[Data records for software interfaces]
-- -- --

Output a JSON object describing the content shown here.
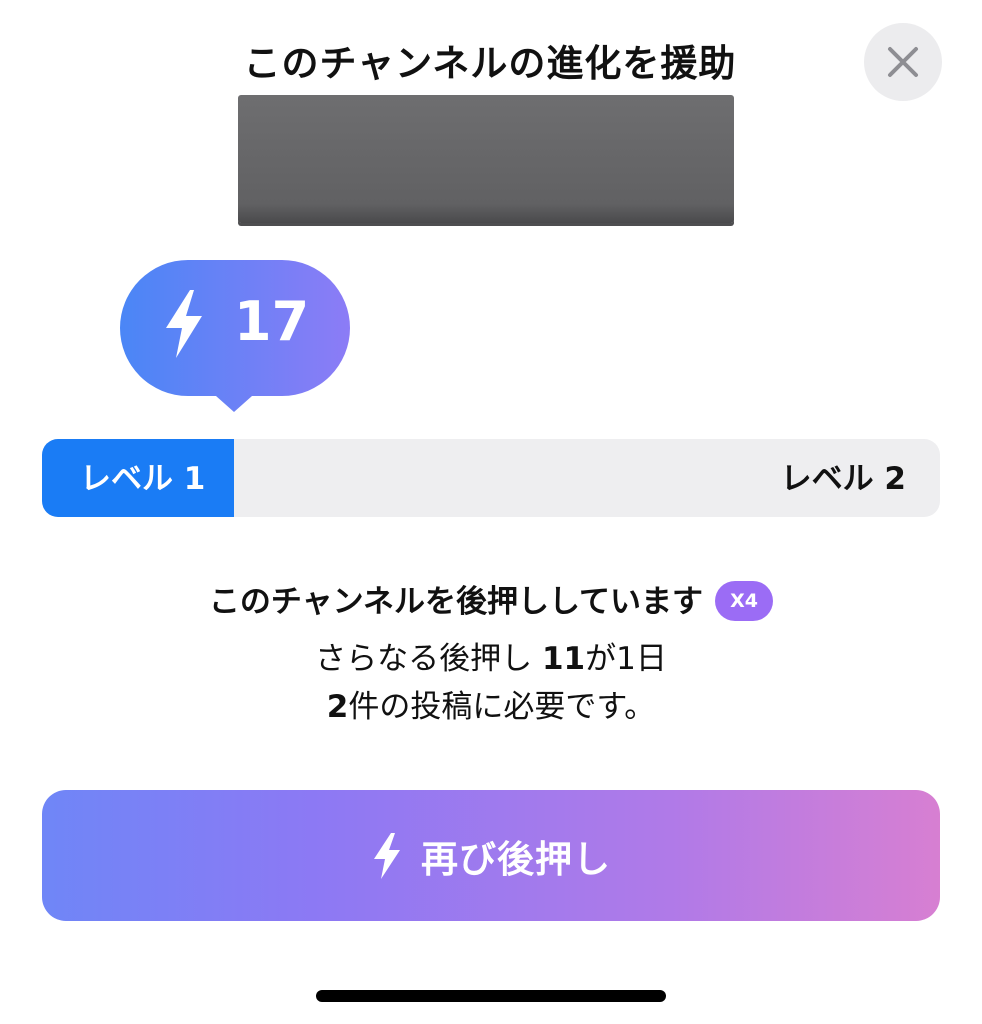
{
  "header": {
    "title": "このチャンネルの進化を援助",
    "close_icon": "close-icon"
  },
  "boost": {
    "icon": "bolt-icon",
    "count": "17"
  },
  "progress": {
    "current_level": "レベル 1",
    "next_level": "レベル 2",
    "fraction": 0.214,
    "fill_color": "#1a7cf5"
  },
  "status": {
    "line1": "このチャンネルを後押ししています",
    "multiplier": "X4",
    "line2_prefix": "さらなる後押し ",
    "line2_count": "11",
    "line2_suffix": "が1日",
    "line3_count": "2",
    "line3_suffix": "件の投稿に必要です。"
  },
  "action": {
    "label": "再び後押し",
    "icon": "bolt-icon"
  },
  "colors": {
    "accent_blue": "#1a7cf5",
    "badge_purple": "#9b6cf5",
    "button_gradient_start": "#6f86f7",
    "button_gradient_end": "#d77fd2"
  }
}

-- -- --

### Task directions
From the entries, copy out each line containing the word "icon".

### Reply
    "close_icon": "close-icon"
    "icon": "bolt-icon",
    "icon": "bolt-icon"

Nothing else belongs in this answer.